## ACTION ITEM
I need only the number of lines in this data that contain the string "Files".

## TASK INPUT
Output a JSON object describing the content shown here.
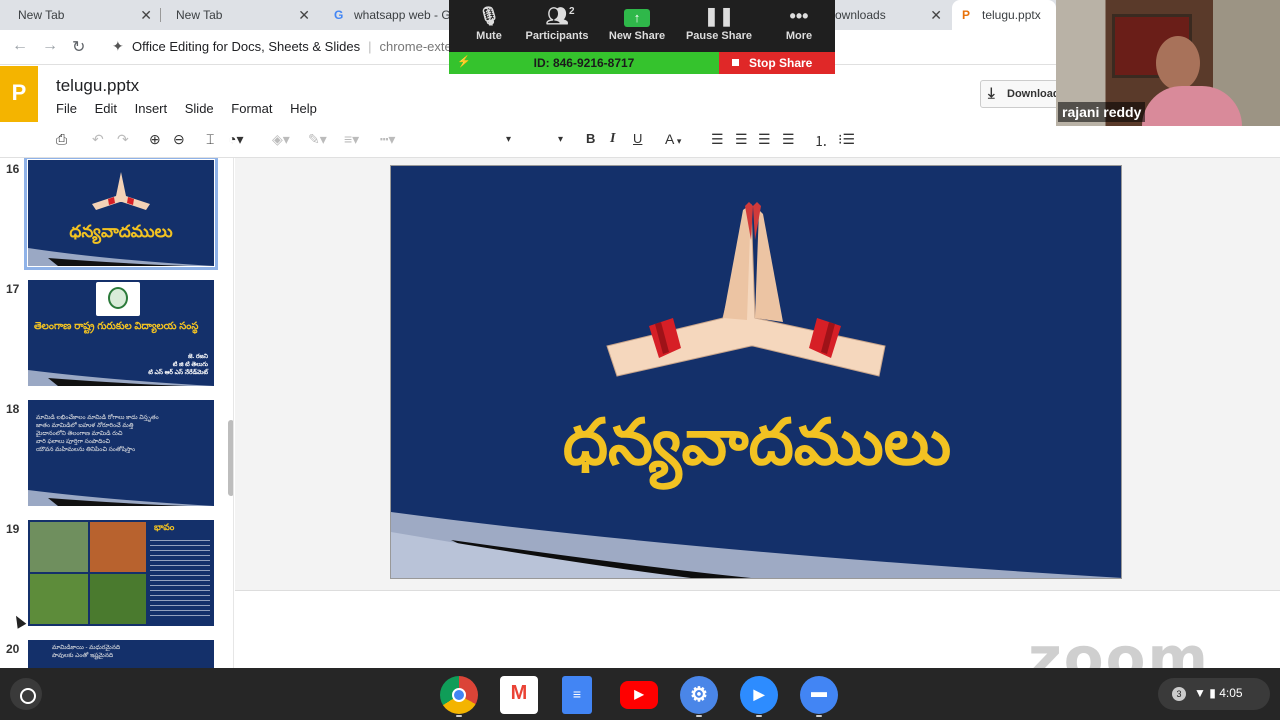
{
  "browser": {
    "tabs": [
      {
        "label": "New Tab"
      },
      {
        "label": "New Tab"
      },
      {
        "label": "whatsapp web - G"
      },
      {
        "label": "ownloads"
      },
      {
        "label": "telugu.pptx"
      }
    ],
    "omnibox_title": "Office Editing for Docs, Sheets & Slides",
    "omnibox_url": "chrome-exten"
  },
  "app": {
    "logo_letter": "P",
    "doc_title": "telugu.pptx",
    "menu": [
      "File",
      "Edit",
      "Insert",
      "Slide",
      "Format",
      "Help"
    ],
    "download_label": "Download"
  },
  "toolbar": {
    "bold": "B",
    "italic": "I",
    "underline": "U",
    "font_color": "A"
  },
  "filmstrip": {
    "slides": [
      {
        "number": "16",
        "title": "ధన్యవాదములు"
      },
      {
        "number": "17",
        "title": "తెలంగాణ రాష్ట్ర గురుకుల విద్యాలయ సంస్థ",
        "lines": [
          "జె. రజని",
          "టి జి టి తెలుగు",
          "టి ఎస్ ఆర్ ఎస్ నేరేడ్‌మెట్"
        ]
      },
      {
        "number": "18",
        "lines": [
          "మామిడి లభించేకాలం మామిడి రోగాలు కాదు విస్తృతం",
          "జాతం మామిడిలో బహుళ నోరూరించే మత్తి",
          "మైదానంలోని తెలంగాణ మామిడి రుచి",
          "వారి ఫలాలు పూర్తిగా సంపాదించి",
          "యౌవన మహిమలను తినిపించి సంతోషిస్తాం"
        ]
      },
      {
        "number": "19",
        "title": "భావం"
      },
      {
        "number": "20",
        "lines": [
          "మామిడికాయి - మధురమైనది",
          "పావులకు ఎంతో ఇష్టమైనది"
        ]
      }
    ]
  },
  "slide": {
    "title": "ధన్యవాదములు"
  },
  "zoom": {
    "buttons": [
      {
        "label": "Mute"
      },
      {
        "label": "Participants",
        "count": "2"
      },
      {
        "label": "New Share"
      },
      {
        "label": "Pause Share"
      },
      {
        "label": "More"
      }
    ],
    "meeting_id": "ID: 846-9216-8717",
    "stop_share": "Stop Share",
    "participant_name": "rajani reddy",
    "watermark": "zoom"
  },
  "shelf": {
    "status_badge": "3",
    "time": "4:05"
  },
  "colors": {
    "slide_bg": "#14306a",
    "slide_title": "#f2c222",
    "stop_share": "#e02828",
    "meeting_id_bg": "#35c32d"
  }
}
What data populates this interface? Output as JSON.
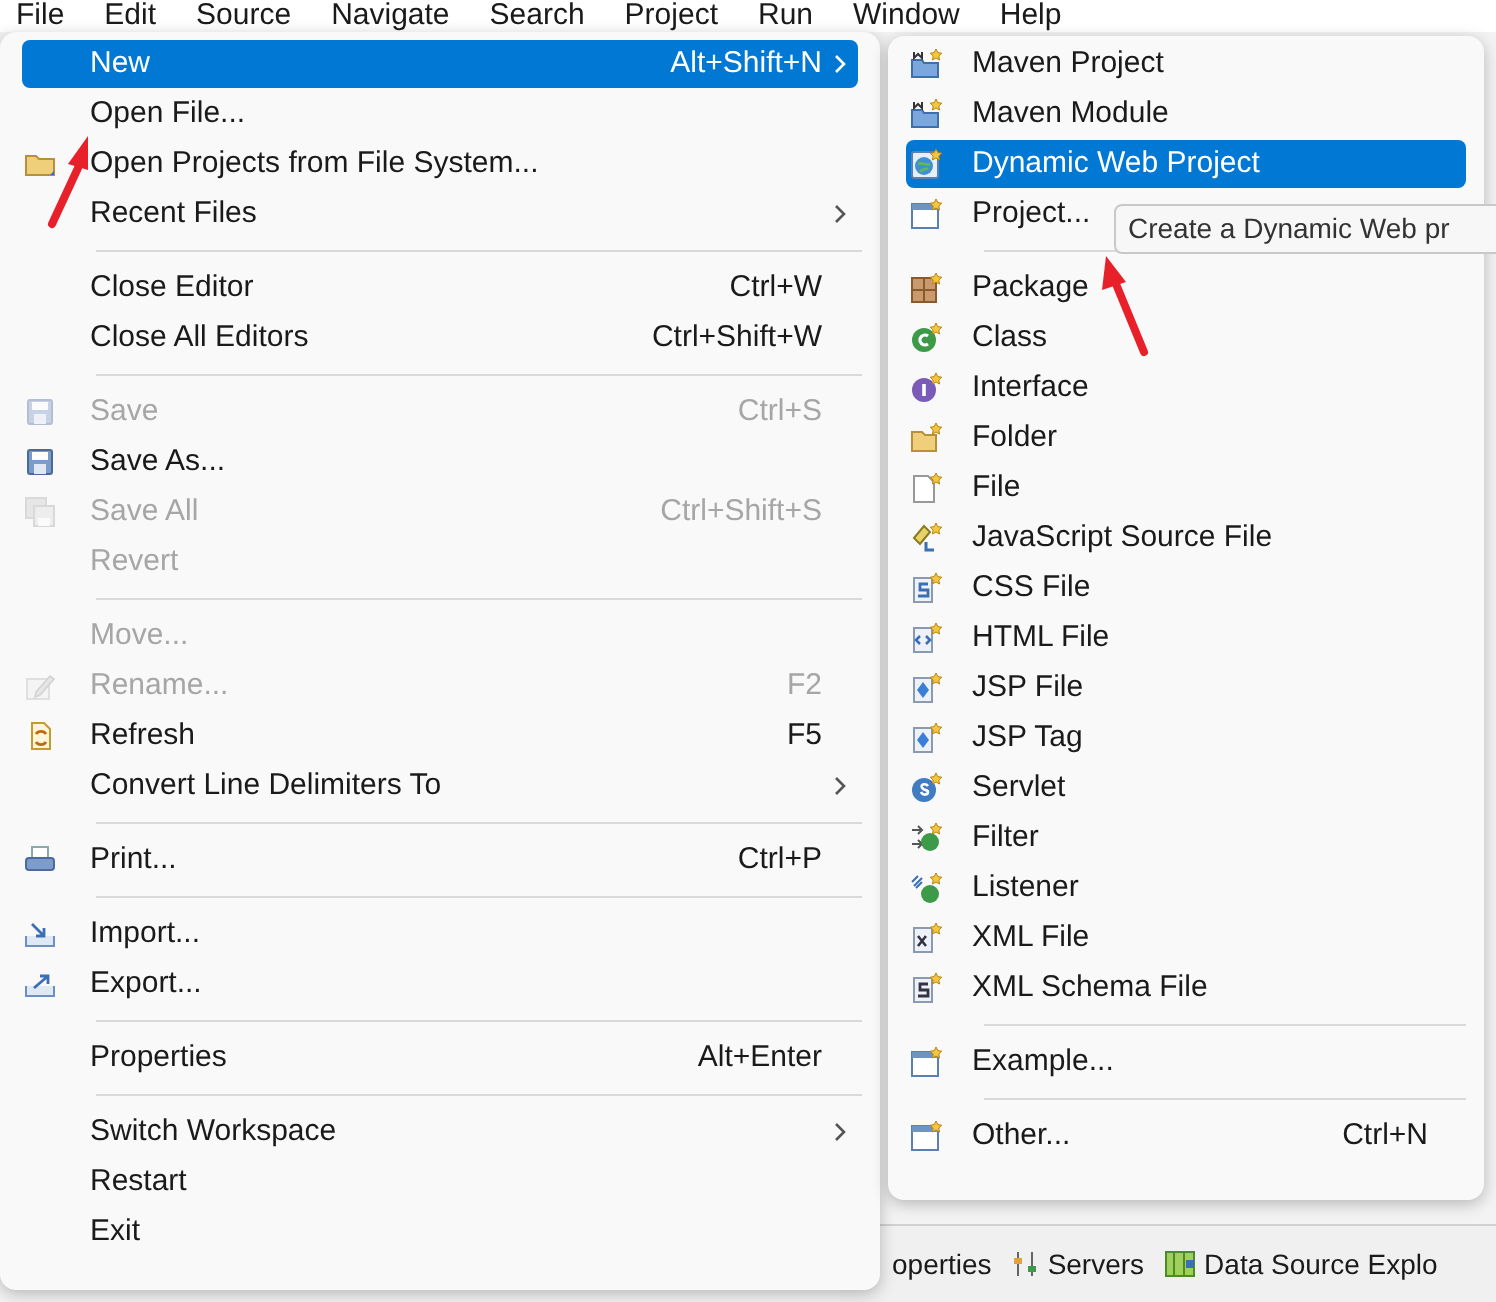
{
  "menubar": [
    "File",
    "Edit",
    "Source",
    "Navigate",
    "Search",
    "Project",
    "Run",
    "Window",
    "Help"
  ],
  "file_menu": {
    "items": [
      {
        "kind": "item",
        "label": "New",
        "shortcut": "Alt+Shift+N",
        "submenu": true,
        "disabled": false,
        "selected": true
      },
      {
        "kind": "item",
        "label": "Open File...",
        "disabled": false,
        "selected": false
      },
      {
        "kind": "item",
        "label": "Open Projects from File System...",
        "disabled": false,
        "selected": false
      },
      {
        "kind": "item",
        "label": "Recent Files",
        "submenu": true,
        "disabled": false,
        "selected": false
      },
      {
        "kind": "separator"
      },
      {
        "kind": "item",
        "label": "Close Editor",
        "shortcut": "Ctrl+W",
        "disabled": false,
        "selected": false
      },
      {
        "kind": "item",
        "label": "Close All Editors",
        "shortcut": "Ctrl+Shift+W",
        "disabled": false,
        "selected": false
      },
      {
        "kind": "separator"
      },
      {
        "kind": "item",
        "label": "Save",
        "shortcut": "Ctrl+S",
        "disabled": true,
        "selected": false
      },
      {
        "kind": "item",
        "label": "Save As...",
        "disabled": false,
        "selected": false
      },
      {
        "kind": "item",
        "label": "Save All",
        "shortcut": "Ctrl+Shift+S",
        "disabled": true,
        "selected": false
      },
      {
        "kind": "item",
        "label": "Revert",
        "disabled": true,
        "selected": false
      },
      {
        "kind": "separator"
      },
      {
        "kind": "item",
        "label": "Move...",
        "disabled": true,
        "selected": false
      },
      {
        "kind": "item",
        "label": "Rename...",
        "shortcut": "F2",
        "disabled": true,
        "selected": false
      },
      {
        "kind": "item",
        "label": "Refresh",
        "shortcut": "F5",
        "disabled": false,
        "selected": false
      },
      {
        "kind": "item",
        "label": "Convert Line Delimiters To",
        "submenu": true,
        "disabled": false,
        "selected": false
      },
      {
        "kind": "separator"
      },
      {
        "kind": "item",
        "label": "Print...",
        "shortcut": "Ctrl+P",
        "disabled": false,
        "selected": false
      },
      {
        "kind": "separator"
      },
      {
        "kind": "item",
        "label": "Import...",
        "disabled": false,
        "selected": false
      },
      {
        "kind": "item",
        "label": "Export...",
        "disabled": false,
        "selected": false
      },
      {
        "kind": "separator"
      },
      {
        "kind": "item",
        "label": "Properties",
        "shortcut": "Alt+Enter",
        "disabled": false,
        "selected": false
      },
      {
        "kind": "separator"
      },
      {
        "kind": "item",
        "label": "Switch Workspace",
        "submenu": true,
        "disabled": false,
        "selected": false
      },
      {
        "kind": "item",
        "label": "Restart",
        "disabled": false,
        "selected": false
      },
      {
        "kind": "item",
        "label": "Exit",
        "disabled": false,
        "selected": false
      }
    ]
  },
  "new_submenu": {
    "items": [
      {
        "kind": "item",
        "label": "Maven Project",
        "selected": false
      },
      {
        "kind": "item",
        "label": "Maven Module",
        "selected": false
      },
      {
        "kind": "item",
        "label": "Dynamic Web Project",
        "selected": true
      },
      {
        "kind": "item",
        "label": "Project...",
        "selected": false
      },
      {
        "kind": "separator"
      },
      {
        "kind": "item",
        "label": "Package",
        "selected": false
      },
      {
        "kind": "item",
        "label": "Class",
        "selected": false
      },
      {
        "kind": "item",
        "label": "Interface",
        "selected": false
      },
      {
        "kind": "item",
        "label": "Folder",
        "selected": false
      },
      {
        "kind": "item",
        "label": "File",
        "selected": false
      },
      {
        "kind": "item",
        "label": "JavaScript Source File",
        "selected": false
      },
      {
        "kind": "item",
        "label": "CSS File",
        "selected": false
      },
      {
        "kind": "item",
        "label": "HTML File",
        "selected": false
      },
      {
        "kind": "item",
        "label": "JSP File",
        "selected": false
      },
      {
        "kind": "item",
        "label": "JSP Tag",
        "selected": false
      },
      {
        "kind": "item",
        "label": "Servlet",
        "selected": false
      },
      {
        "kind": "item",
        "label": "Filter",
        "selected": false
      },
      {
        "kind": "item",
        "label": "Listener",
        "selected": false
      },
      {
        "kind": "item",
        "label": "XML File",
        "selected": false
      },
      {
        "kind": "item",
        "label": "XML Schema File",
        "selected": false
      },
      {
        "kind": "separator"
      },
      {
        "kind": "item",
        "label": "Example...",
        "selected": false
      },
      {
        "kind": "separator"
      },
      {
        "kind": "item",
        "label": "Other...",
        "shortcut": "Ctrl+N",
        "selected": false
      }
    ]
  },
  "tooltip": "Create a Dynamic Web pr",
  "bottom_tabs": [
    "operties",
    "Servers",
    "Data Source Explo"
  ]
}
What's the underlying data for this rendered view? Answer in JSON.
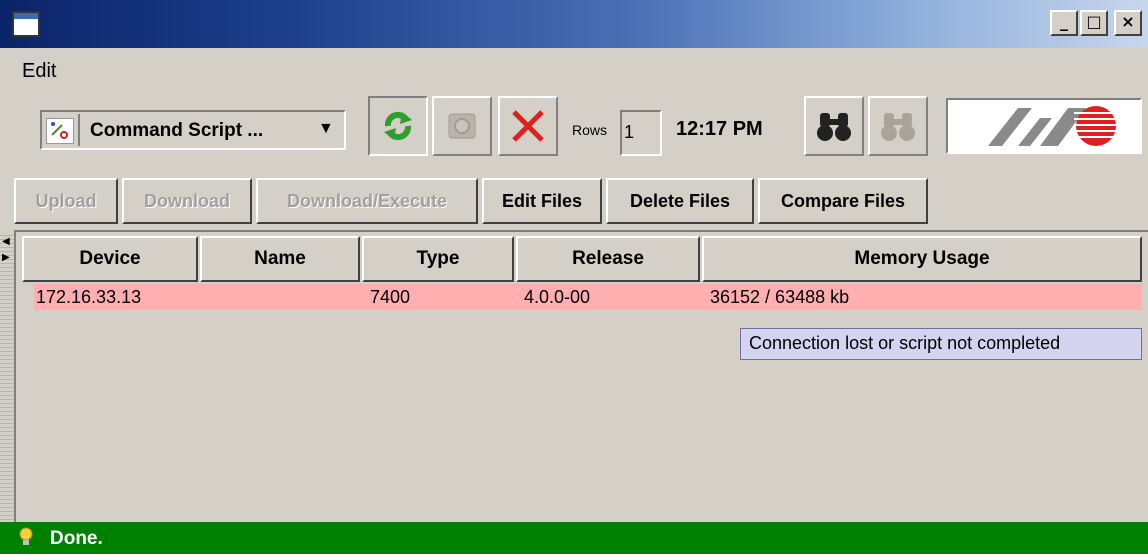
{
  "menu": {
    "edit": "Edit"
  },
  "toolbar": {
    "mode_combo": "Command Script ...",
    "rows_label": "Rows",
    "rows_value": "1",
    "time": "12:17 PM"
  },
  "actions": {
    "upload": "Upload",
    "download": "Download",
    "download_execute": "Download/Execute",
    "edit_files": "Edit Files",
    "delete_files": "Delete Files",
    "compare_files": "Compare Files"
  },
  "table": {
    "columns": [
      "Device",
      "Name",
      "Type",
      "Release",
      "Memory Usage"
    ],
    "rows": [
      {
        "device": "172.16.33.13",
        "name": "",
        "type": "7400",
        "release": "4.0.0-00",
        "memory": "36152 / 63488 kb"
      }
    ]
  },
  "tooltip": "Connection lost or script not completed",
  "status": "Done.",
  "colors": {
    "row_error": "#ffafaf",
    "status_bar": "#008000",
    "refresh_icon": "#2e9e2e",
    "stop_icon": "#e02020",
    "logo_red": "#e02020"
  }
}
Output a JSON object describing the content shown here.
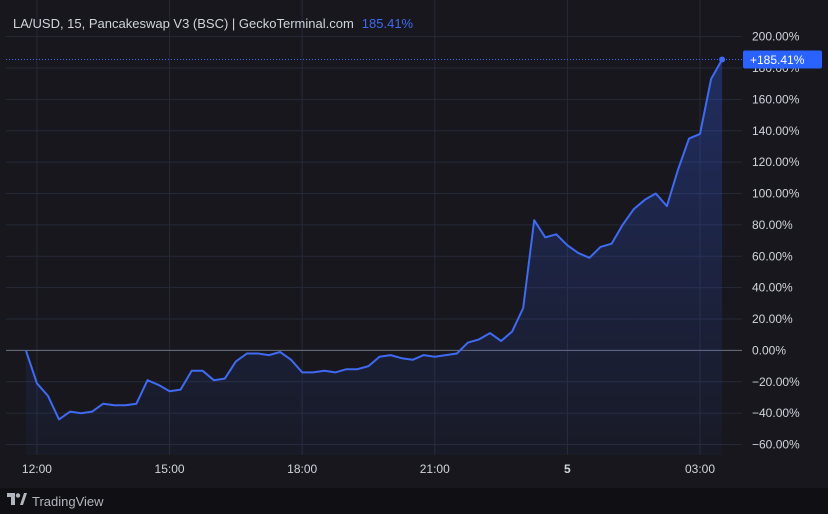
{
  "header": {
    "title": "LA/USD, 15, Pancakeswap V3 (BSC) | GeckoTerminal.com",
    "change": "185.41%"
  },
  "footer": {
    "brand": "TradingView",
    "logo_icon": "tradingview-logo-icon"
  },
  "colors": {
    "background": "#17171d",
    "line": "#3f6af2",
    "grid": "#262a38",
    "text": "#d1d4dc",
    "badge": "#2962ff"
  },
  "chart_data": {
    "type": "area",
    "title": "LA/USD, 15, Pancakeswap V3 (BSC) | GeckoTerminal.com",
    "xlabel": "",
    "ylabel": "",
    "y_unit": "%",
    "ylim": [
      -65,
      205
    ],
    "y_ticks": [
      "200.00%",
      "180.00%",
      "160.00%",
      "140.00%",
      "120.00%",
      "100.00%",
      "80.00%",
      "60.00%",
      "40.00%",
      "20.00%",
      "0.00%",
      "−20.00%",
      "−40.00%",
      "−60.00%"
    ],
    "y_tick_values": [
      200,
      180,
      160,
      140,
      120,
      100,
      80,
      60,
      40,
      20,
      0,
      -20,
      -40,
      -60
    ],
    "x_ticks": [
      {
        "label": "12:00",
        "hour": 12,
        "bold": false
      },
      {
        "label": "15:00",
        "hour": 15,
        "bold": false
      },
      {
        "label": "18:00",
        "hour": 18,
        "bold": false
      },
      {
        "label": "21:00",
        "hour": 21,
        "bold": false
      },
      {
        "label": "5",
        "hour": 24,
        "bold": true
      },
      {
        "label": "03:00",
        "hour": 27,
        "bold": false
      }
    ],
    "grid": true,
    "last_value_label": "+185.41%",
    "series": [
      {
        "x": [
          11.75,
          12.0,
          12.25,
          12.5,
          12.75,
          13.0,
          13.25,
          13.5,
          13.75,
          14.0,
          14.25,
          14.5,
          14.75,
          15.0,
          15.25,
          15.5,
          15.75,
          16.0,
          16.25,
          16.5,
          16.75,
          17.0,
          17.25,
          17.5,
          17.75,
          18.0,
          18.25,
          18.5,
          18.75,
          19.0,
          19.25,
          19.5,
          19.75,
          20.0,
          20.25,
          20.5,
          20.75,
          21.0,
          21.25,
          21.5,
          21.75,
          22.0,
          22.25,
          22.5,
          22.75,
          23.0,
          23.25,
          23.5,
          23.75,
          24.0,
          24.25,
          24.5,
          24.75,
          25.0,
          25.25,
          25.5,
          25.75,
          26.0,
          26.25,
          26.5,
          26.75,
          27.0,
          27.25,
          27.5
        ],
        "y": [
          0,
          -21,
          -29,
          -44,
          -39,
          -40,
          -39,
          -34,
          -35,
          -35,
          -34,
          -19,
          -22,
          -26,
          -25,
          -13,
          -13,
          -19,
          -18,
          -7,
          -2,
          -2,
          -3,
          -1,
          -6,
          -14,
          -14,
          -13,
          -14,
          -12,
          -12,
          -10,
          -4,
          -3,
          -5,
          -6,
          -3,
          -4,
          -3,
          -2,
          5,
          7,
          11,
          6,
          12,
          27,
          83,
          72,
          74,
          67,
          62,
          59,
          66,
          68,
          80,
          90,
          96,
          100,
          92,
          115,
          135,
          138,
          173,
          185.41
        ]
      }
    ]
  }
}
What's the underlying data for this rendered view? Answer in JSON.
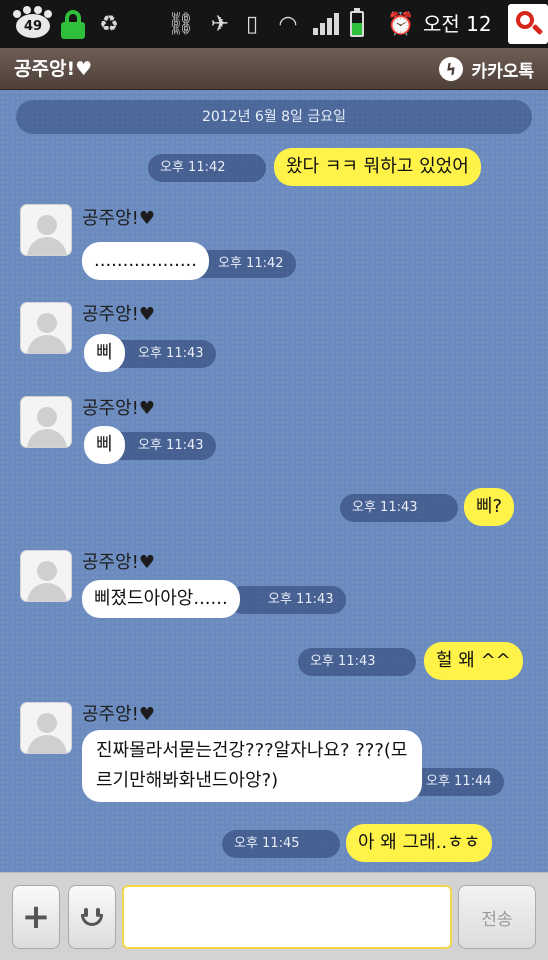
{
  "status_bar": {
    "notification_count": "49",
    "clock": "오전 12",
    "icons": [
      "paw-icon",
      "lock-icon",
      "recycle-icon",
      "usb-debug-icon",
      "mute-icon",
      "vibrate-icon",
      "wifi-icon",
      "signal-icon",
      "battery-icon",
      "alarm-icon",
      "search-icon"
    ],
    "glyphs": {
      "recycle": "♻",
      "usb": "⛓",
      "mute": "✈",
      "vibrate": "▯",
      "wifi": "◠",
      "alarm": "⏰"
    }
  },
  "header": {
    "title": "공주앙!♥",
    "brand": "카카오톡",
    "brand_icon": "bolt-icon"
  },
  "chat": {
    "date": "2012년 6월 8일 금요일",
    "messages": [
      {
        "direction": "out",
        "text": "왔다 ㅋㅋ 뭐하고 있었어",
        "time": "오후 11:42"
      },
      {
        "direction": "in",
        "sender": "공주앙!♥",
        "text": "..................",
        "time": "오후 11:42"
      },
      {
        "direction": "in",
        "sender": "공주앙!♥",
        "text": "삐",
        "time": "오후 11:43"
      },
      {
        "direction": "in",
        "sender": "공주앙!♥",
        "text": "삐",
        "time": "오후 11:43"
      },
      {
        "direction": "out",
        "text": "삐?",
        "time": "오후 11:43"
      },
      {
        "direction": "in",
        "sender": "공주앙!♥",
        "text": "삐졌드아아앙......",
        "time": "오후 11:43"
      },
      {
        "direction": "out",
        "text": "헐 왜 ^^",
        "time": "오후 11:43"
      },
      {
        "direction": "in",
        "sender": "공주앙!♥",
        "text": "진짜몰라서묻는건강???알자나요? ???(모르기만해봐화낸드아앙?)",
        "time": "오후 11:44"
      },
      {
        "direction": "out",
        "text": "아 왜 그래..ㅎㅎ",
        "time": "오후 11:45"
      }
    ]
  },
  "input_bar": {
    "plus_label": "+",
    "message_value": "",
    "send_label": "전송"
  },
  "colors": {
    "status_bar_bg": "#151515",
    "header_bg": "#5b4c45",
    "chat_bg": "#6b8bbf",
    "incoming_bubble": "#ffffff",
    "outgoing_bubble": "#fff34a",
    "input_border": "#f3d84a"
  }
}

## YOUR SOLUTION
4